as the same was much commended.
Such a battaile pitcht in Enlgand,
many a day hath not beene seene:
Thus they stood in order waiting,
for the presence of our Queene.
At length her grace most royally
receiued was and brought againe:
Where she might see most loyally
this noble hoast and warlike traine.
How they cam martching all together,
like a wood in winters weather.
With the strokes of drummers sounding,
and with trampling horses than:
The earth and aire did sound like thunder,
to the eares of euerie man.
The warlike Armie then stood still,
and drummers left their dubbing sound:
Because it was our Princes will,
to ride about the Armie round.
Her Ladies she did leaue behind her,
and her Guarde which still did minde her.
The Lord generall and Lord marshall,
did conduct her to each place:
The pikes, the colours, and the lances,
at her approch fell downe apace.
And then bespake our noble Queene,
my louing friends and countriemen:
I hope this day the worst is seen,

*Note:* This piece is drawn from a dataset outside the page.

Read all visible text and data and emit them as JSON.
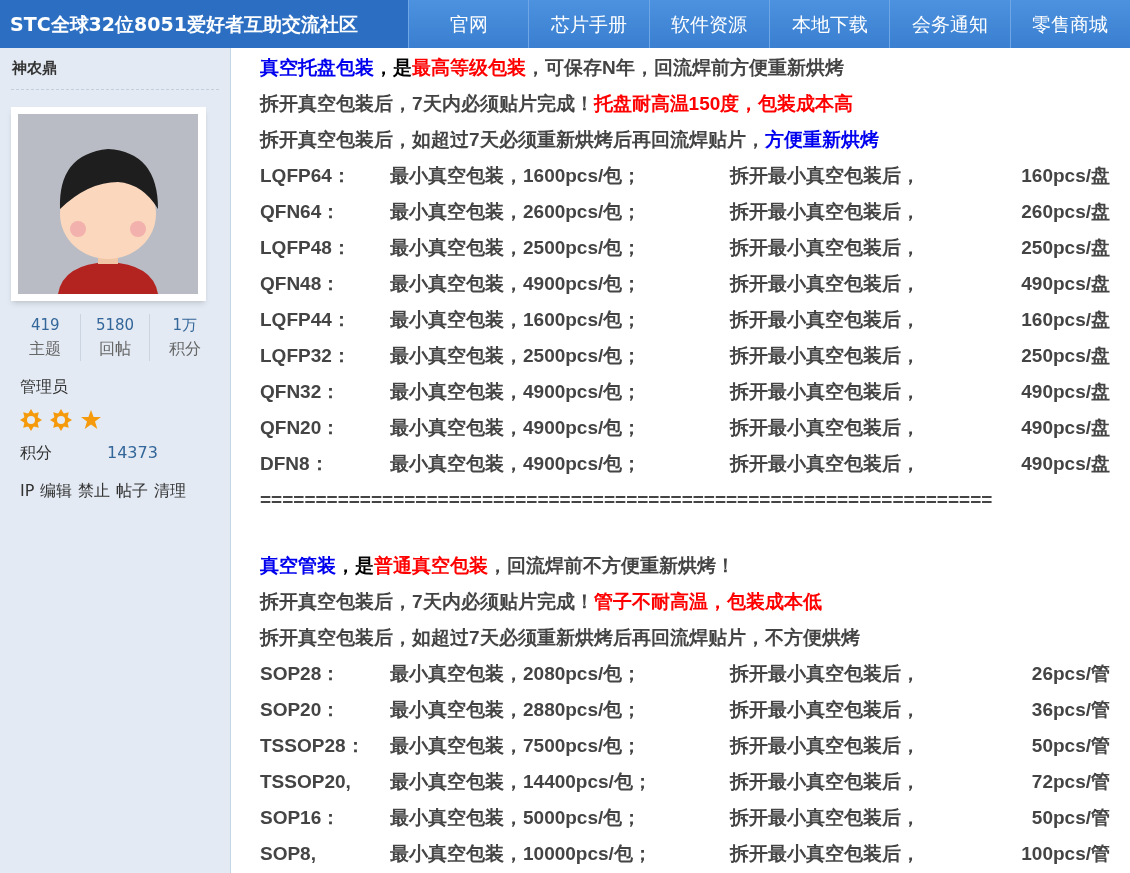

that in our wars ye shall sustain.
But if our eimies do assaile you,
neuer let your stomackes falle you.
For in the midst of all your troupe,
we our selues will be in place:
To be you ioy, your guide and comfort,
euen before your enimies face.
This done the souldiers all at once,
a mightie shout or crye did giue:
Which forced from the Assure skyes,
an Eccoo loud from thence to driue.
Which filled her grace with ioy and pleasure,
and riding then from them by leasure,
along the Court of guard she went:
Who did conduct her Maiestie,
vnto the Lord chiefe generals tent.
Where she was feasted royally,
with dainties of most costly price:
And when that night aproched nye,
Her Maiestie with sage aduice,
In gracious manner then returned,
from the Campe where she soiourned.
And when that she was safely set,
within her Barge, and past away:
Her farewell then the trumpets sounded,
and the cannons fast die play,
To the Tune of Wilsons wilde.